As a member congregation of the Canadian Unitarian Council, we are committed to work with members of the indigenous community on Truth and Reconciliation.  We are on the path towards reconciliation and we are in the process of consciousness raising.    Check the calendar for Reconciliation events throughout the year.

In 2018, the congregation aims to become a Green Sanctuary.   This is a major project aims to assess and address our impact on the environment as a congregation and individuals.  UCM will engage with the broader community to bring about meaningful change to protect our beautiful earth.

Our Social Responsibility Committee meets regularly.  Check the calendar for the next meeting,

There are many ways that UCM acts for a better world.  Join in!

Check out our Calendar

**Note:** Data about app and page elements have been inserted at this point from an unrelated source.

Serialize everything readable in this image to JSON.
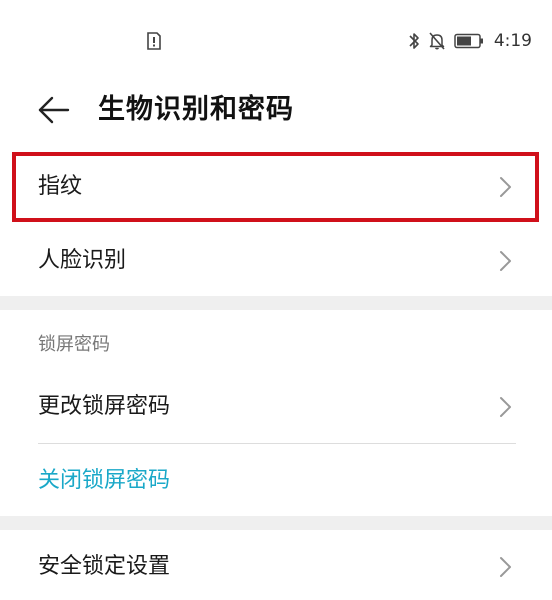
{
  "status_bar": {
    "time": "4:19",
    "icons": [
      "alert-icon",
      "bluetooth-icon",
      "bell-muted-icon",
      "battery-icon"
    ]
  },
  "header": {
    "title": "生物识别和密码"
  },
  "items": {
    "fingerprint": "指纹",
    "face": "人脸识别"
  },
  "lock_section": {
    "header": "锁屏密码",
    "change": "更改锁屏密码",
    "disable": "关闭锁屏密码"
  },
  "security": {
    "lock_settings": "安全锁定设置"
  },
  "colors": {
    "highlight": "#d0101a",
    "link": "#1aa8c8",
    "section_gap": "#efefef"
  }
}
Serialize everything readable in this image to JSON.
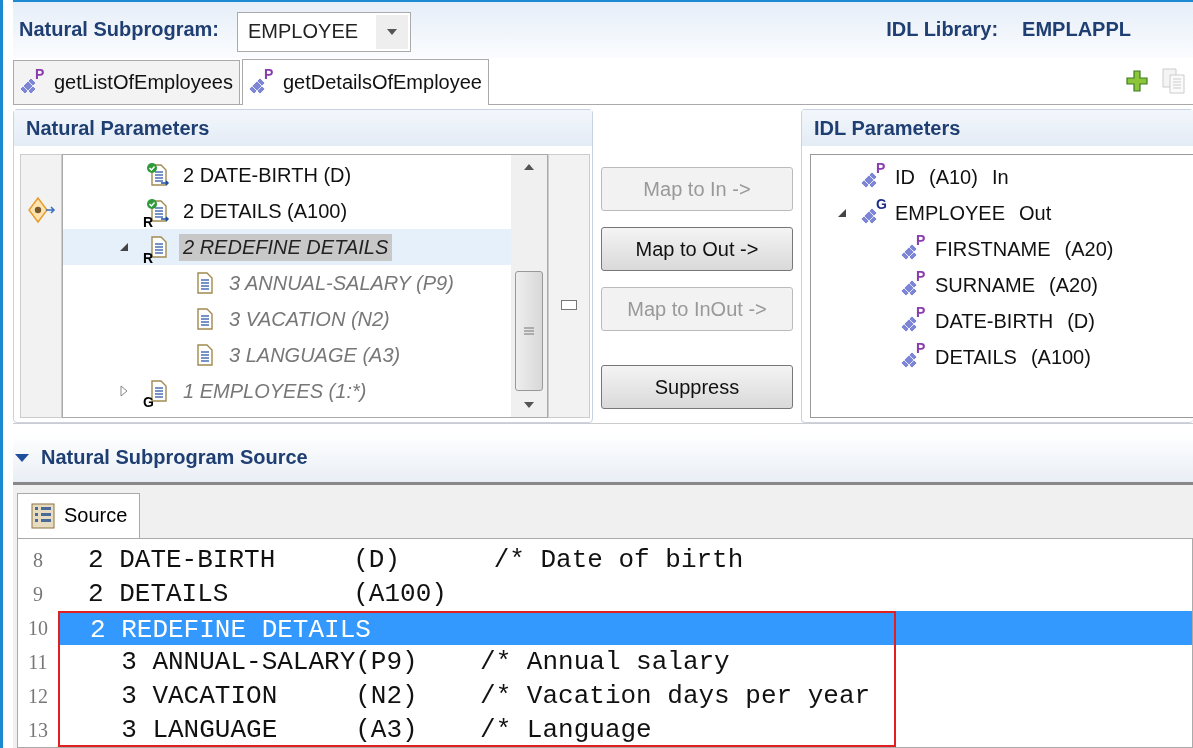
{
  "header": {
    "subprogram_label": "Natural Subprogram:",
    "subprogram": "EMPLOYEE",
    "library_label": "IDL Library:",
    "library": "EMPLAPPL"
  },
  "tabs": [
    {
      "label": "getListOfEmployees",
      "badge": "P",
      "selected": false
    },
    {
      "label": "getDetailsOfEmployee",
      "badge": "P",
      "selected": true
    }
  ],
  "natural_parameters": {
    "title": "Natural Parameters",
    "items": [
      {
        "text": "2 DATE-BIRTH (D)",
        "mapped": true,
        "selected": false
      },
      {
        "text": "2 DETAILS (A100)",
        "mapped": true,
        "badge": "R",
        "selected": false
      },
      {
        "text": "2 REDEFINE DETAILS",
        "mapped": false,
        "badge": "R",
        "selected": true,
        "expanded": true,
        "children": [
          {
            "text": "3 ANNUAL-SALARY (P9)",
            "mapped": false,
            "selected": false
          },
          {
            "text": "3 VACATION (N2)",
            "mapped": false,
            "selected": false
          },
          {
            "text": "3 LANGUAGE (A3)",
            "mapped": false,
            "selected": false
          }
        ]
      },
      {
        "text": "1 EMPLOYEES (1:*)",
        "mapped": false,
        "badge": "G",
        "selected": false,
        "expanded": false
      }
    ]
  },
  "buttons": [
    {
      "label": "Map to In ->",
      "disabled": true
    },
    {
      "label": "Map to Out ->",
      "disabled": false
    },
    {
      "label": "Map to InOut ->",
      "disabled": true
    },
    {
      "label": "Suppress",
      "disabled": false
    }
  ],
  "idl_parameters": {
    "title": "IDL Parameters",
    "items": [
      {
        "badge": "P",
        "name": "ID",
        "type": "(A10)",
        "direction": "In"
      },
      {
        "badge": "G",
        "name": "EMPLOYEE",
        "direction": "Out",
        "expanded": true,
        "children": [
          {
            "badge": "P",
            "name": "FIRSTNAME",
            "type": "(A20)"
          },
          {
            "badge": "P",
            "name": "SURNAME",
            "type": "(A20)"
          },
          {
            "badge": "P",
            "name": "DATE-BIRTH",
            "type": "(D)"
          },
          {
            "badge": "P",
            "name": "DETAILS",
            "type": "(A100)"
          }
        ]
      }
    ]
  },
  "source_section": {
    "title": "Natural Subprogram Source",
    "expanded": true,
    "tab": "Source",
    "lines": [
      {
        "number": "8",
        "text": "2 DATE-BIRTH     (D)      /* Date of birth",
        "selected": false,
        "boxed": false
      },
      {
        "number": "9",
        "text": "2 DETAILS        (A100)",
        "selected": false,
        "boxed": false
      },
      {
        "number": "10",
        "text": "2 REDEFINE DETAILS",
        "selected": true,
        "boxed": true
      },
      {
        "number": "11",
        "text": "  3 ANNUAL-SALARY(P9)    /* Annual salary",
        "selected": false,
        "boxed": true
      },
      {
        "number": "12",
        "text": "  3 VACATION     (N2)    /* Vacation days per year",
        "selected": false,
        "boxed": true
      },
      {
        "number": "13",
        "text": "  3 LANGUAGE     (A3)    /* Language",
        "selected": false,
        "boxed": true
      }
    ]
  }
}
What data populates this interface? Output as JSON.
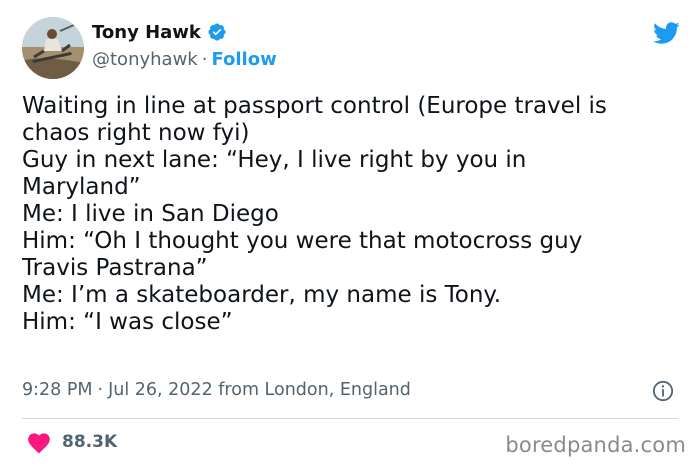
{
  "author": {
    "display_name": "Tony Hawk",
    "handle": "@tonyhawk",
    "separator": "·",
    "follow_label": "Follow",
    "verified": true
  },
  "tweet": {
    "lines": [
      "Waiting in line at passport control (Europe travel is",
      "chaos right now fyi)",
      "Guy in next lane: “Hey, I live right by you in",
      "Maryland”",
      "Me: I live in San Diego",
      "Him: “Oh I thought you were that motocross guy",
      "Travis Pastrana”",
      "Me: I’m a skateboarder, my name is Tony.",
      "Him: “I was close”"
    ],
    "time": "9:28 PM",
    "dot": "·",
    "date": "Jul 26, 2022 from London, England"
  },
  "engagement": {
    "like_count": "88.3K"
  },
  "watermark": "boredpanda.com",
  "colors": {
    "accent": "#1d9bf0",
    "heart": "#f91880",
    "muted": "#536471"
  },
  "icons": {
    "verified": "verified-badge-icon",
    "bird": "twitter-bird-icon",
    "info": "info-icon",
    "heart": "heart-icon"
  }
}
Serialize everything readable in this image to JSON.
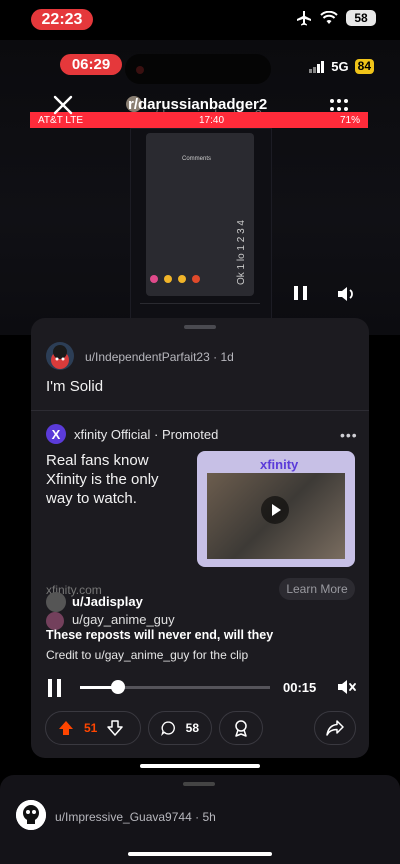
{
  "status_bar": {
    "time": "22:23",
    "battery": "58"
  },
  "recording": {
    "time": "06:29",
    "network": "5G",
    "battery": "84",
    "subreddit": "r/darussianbadger2",
    "subreddit_ghost": "r/darussianbadger2",
    "inner_bar": {
      "carrier": "AT&T  LTE",
      "time": "17:40",
      "battery": "71%"
    },
    "inner_comments_label": "Comments",
    "vertical_text": "Ok 1 lo 1 2 3 4"
  },
  "comment": {
    "author": "u/IndependentParfait23",
    "age": "1d",
    "text": "I'm Solid"
  },
  "promo": {
    "logo_letter": "X",
    "brand": "xfinity",
    "official": "Official",
    "promoted": "Promoted",
    "text": "Real fans know Xfinity is the only way to watch.",
    "card_brand": "xfinity",
    "domain": "xfinity.com",
    "cta": "Learn More"
  },
  "overlay": {
    "user": "u/Jadisplay",
    "credited_user": "u/gay_anime_guy",
    "line1": "These reposts will never end, will they",
    "line2": "Credit to u/gay_anime_guy for the clip"
  },
  "player": {
    "time": "00:15",
    "progress": 0.2
  },
  "actions": {
    "upvotes": "51",
    "comments": "58"
  },
  "next_comment": {
    "author": "u/Impressive_Guava9744",
    "age": "5h"
  },
  "colors": {
    "upvote": "#ff4500",
    "accent_red": "#e5383b",
    "xfinity": "#5b3bd9"
  }
}
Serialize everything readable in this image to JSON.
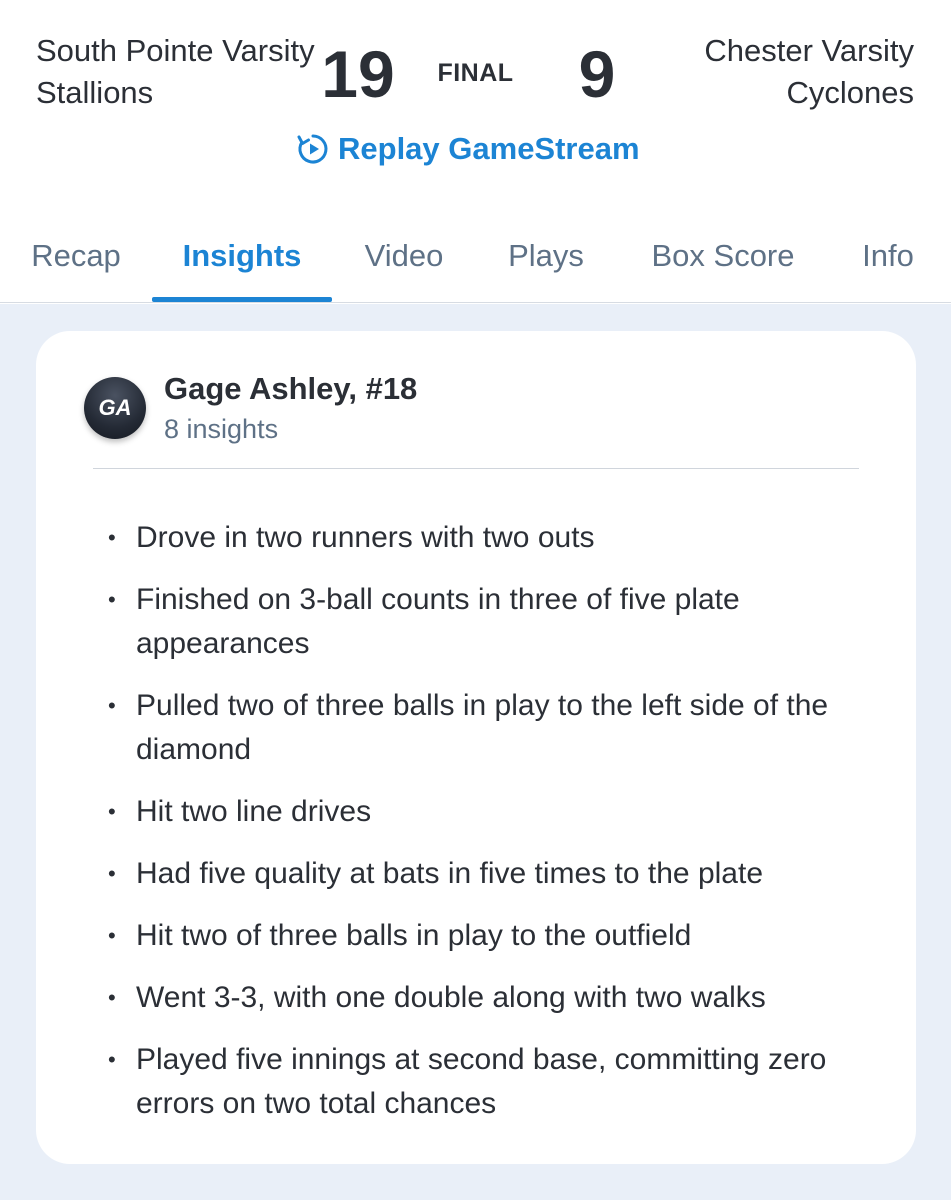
{
  "game": {
    "home_team": "South Pointe Varsity Stallions",
    "home_score": "19",
    "status": "FINAL",
    "away_score": "9",
    "away_team": "Chester Varsity Cyclones",
    "replay_label": "Replay GameStream"
  },
  "tabs": [
    {
      "label": "Recap",
      "active": false
    },
    {
      "label": "Insights",
      "active": true
    },
    {
      "label": "Video",
      "active": false
    },
    {
      "label": "Plays",
      "active": false
    },
    {
      "label": "Box Score",
      "active": false
    },
    {
      "label": "Info",
      "active": false
    }
  ],
  "player": {
    "initials": "GA",
    "name": "Gage Ashley, #18",
    "insight_count": "8 insights"
  },
  "insights": [
    "Drove in two runners with two outs",
    "Finished on 3-ball counts in three of five plate appearances",
    "Pulled two of three balls in play to the left side of the diamond",
    "Hit two line drives",
    "Had five quality at bats in five times to the plate",
    "Hit two of three balls in play to the outfield",
    "Went 3-3, with one double along with two walks",
    "Played five innings at second base, committing zero errors on two total chances"
  ],
  "colors": {
    "accent": "#1c84d4",
    "text": "#2b2f36",
    "muted": "#5e7186",
    "background": "#e9eff8"
  }
}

  • UCM is a diverse and multicultural community of individuals ‘who are guided by compassion, reason and love on an individual search for truth and meaning’. “we collaboratively try to make sense of the world around us”

    David Armani
  • For Marc, Unitarian Universalism aligned much more closely with his views on life than the Catholicism of his youth, and gave him a community of people with whom to struggle with how to act justly in the world.

    Marc Xuereb
  • I love the great variety of people and opinions that can be found at UCM. I love that it's a safe space to engage in dialogue about things you might steer away from other places...



We covenant to affirm and promote
Individual and communal action that accountably dismantles racism and
other oppressions in ourselves and in our institutions



Daytimers: Holiday Card Workshop

Wednesday, The Unitarian Congregation in Mississauga

Sunday Service: Celebrating Christmas with the No-Rehearse Pageant, an All Ages Service

Sunday, The Unitarian Congregation in Mississauga

Parents’ Forum and Spiritual Exploration Listening Circle

Sunday, The Unitarian Congregation in Mississauga

UCM Holiday Dinner

Sunday, The Unitarian Congregation in Mississauga

Music With NUPOP (Nunavut Pop) – Inuit music artists

Saturday, The Unitarian Congregation in Mississauga

Sunday Service: Living in Joy

Sunday, The Unitarian Congregation in Mississauga
More events


Unitarian Congregation in Mississauga

84 South Service Road
Mississauga, ON
L5G 2R9